Massive outreach to a strong professional network is the best way to find new job opportunities. It’s also a good way to test your personal strategy. You’ll talk with tens — maybe hundreds — of people.
It sounds easy. Once you have the contacts, one big blast should do the trick, right? No way. Unmanaged outreach is the path to missed opportunities. Using your professional network in a carefully planned and thoughtful way yields better results.
Take a strategic approach. Make different kinds of contacts when the time is right, in the right sequence. Don’t try to do everything at once. Don’t let everything just happen when it does. Here are five steps to make your outreach productive:
1. Get started. A mental block may keep you from writing an email or picking up the phone. You may be uncomfortable asking for help. Or you may wait for perfect preparation before meeting people. If that’s you, you may be surprised to find that a month’s gone by, and little’s happened.
Everything will take longer than you might first assume. Busy people will have to fit this into their schedules. You must follow through on the intention of contacting people, and the way to begin is to go ahead and contact the first one or two or three. Get started.
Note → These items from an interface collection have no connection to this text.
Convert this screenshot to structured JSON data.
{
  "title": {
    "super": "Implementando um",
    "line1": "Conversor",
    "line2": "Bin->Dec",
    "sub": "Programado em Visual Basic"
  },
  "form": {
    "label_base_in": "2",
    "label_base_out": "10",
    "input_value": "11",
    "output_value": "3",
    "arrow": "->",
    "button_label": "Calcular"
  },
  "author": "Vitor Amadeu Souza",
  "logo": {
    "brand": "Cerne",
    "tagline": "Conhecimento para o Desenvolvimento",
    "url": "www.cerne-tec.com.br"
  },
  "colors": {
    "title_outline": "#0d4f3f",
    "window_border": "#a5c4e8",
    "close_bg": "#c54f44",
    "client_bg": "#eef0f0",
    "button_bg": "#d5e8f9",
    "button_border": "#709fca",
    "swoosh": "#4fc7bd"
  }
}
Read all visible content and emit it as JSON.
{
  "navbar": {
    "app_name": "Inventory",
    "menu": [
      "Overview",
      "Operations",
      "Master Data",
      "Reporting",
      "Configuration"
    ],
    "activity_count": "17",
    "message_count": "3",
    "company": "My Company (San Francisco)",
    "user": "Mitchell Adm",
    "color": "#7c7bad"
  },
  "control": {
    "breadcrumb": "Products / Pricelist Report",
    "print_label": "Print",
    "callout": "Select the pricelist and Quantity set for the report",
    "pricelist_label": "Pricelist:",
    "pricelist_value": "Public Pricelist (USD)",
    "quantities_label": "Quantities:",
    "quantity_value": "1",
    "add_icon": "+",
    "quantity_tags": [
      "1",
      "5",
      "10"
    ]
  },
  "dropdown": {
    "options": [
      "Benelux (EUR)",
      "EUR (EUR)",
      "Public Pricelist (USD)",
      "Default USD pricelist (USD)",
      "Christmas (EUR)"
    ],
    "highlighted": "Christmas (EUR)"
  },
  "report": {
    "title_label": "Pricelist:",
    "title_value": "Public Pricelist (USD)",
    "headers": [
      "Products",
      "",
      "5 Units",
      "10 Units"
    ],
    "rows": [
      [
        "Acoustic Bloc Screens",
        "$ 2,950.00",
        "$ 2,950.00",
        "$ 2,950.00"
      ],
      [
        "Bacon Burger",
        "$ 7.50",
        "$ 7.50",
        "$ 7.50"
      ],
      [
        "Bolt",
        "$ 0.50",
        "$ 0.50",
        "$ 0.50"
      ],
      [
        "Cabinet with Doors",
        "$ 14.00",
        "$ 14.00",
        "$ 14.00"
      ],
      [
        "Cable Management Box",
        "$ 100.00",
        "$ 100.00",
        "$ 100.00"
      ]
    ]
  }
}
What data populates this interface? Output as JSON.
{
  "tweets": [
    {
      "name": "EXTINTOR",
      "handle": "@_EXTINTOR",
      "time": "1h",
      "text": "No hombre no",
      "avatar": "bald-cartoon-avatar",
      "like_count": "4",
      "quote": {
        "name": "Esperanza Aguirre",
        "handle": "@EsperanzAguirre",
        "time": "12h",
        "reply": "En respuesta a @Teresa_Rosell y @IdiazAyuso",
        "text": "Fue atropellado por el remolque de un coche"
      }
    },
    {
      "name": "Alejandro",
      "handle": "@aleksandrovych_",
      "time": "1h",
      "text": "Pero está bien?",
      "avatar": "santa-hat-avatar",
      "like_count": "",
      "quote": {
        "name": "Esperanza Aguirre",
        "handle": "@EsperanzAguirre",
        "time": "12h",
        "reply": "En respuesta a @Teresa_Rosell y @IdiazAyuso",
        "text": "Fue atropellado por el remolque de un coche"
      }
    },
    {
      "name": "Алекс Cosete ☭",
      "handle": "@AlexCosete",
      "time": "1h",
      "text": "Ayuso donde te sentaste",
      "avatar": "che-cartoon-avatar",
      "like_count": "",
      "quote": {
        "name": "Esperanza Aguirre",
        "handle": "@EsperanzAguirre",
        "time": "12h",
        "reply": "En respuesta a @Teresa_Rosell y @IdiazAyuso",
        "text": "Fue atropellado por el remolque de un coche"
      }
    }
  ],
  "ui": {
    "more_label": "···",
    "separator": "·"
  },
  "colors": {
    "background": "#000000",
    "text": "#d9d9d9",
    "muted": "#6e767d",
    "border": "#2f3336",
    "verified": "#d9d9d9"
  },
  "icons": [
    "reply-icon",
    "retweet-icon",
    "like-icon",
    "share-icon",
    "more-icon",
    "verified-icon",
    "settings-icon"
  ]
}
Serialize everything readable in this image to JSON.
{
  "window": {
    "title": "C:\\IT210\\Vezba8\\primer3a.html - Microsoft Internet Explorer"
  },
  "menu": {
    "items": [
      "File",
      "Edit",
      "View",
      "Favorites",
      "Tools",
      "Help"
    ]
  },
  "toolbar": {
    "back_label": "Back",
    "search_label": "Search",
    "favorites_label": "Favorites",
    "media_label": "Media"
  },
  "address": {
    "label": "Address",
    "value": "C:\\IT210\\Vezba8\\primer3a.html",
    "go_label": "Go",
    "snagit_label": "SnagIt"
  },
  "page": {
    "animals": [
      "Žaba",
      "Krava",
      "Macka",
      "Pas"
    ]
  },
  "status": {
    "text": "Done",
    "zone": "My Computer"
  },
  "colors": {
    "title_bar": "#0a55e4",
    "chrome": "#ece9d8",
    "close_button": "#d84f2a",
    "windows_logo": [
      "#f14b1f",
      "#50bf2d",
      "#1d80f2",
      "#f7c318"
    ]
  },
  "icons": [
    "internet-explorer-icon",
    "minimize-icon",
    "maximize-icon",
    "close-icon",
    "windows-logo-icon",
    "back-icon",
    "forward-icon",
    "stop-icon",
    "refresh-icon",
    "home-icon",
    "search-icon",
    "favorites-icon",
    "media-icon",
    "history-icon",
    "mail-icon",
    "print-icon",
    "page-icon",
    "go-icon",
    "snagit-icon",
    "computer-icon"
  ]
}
2. Start with people you know best. It’s natural to begin with close friends and colleagues. They’re the foundation of your professional network. They’re the easiest to meet. Talking to close acquaintances also makes sense from a learning perspective. At the outset, you’ll be testing your personal value proposition (PVP) — getting reactions to your target jobs, how well you fit, and perhaps what else to consider. You’ll need open, exploratory conversations with people who know something about you. They’ll have a basis for making suggestions, possibly ideas you hadn’t considered. They may suggest others to call.
3. Cast a wider net. As your plan develops, you’ll have more conviction about your direction. That’s when to see people you don’t know well and people you’re meeting for the first time. You’ll still hope to get reactions to your strategy, but you’ll mostly be asking about opportunities.
This is the time to consider social networking. As COO Frederick who was looking for a new job said, “I can post something on Facebook or LinkedIn and tell 300 people something has changed in my life. I was very careful about that. I wasn’t ready at first. I wanted to get my ducks in a row. I didn’t want 20 people calling and saying they have a great offer for me. I had to do this, this, and this first.”
Before he broadcast his new job search, he wanted to resolve any issues related to his leaving his employer, to think through his new plan, and to develop his new PVP. If he’d gone out too soon, he’d have used up these weaker contacts before he was ready to ask for the specific kind of help he wanted. He might not get their attention again.
4. Determine whether to begin with higher priority or lower priority employers. Because a job search is difficult, people sometimes hope to do as little as possible but still find the perfect new job. They begin with the possibilities they think they’d like most. That’s not always the right answer, and it’s certainly foolish to do that to avoid the need for a big job search.
There is an advantage to approaching your top priorities first: You’ll have more time for possibilities to develop at those institutions. But if you plan early meetings with lower priority employers — those that might not be on your ideal job list — those meetings can help you hone your PVP and interviewing skills. As a result, you may do better in the interviews at the higher priorities. And you may be surprised if some lower priorities look appealing.
5. Sequence follow-up meetings. Ideally, you’ll have two or more job opportunities to consider. You’ll be able to compare them and determine which one is best. You won’t have to decide whether to say “yes” to an acceptable bird in the hand when a bird in the bush looks more attractive. As Frederick said, “It’s very hard if you have an offer. Are you going to give up an offer with X dollars in hope another one shows up in January? The offer I got the first week of October retracts on November 1.”
You may have no choice, but you’d like to avoid this dilemma. Truly massive outreach helps by giving you the best chance to surface multiple possibilities. In some recruiting situations, you may be able to influence timing. Some employers are so busy that they may not notice if you’re slowing things down (for example, suggesting a follow-up meeting two weeks away). Or you might try to speed up another situation or at least learn where they are. Rank the possibilities that emerge and, if you can, try to time them so that you don’t have to make a decision before you’re ready.
Sequencing and timing matters in reaching out to your network and as you follow up on concrete possibilities. Are there other actions you’ve taken to manage timing in your job search?By Bill Barnett http://blogs.hbr.org/cs/2012/01/maximize_your_job_search_efforts.html